  11. Conclusion
    (pp. 196-217)

    The jumping off place for this analysis was a puzzle: The defining mission, as well as the professional jurisdiction, of the environmental health sciences is to understand how environmental exposures affect human health. Yet, over the past thirty years, many of these scientists have shifted the focus of their research away from the external, ambient environment to look deep inside the human body, at the molecular level—a shift that has consequences not only for how scientists do their work, but also for how we, as a society, understand and seek to control the potentially harmful effects of environmental exposures....

  12. Afterword HOW MUCH SCIENCE DOES A SOCIAL SCIENTIST NEED TO KNOW?
    (pp. 218-222)

    I’ve been privileged to present my research to a wide variety of audiences over the past ten years. I’ve given talks to sociologists, environmental health scientists (at the NIEHS and elsewhere), historians of medicine, researchers who study the ethical, legal, and social implications of genetics, interdisciplinary groups focused on issues of science and justice, and population health researchers. As you would imagine, I get very different questions from these various audiences for my work, and this has been tremendously helpful to me in developing my analysis.
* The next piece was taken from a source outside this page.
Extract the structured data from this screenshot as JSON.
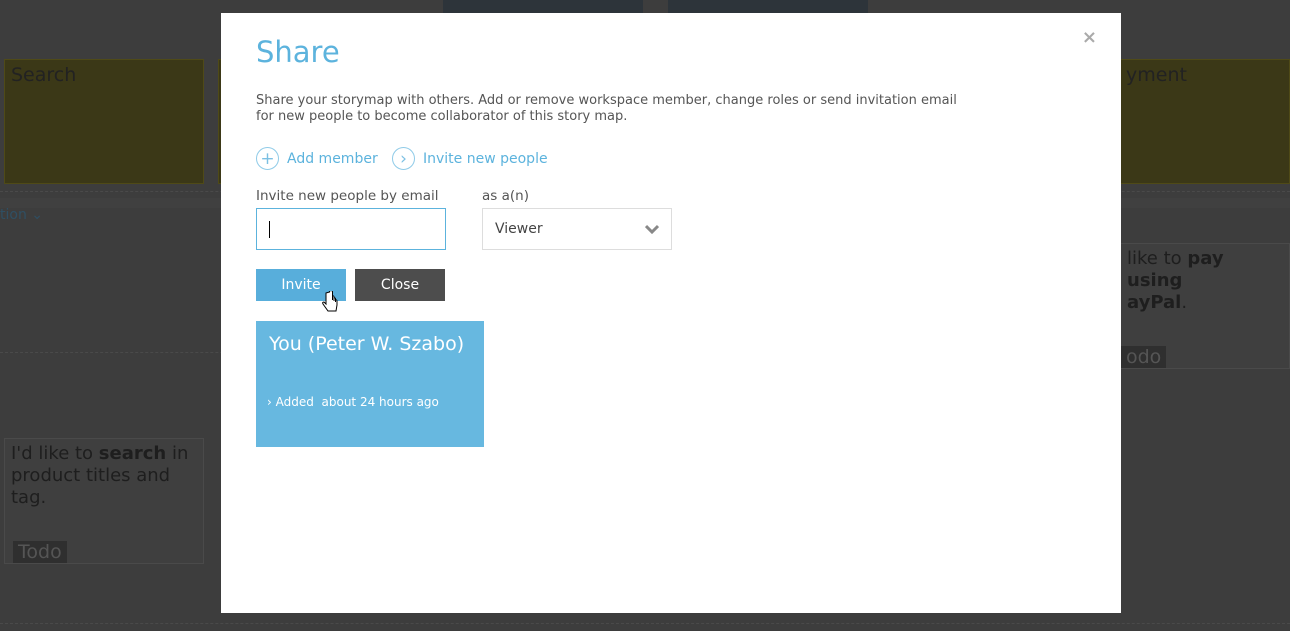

In this afterword, I want to take up a line of inquiry that has...

  13. APPENDIX A: Data and Methods
    (pp. 223-226)
  14. Notes
    (pp. 227-254)
  15. Glossary
    (pp. 255-258)
  16. References
    (pp. 259-286)
  17. Index
    (pp. 287-298)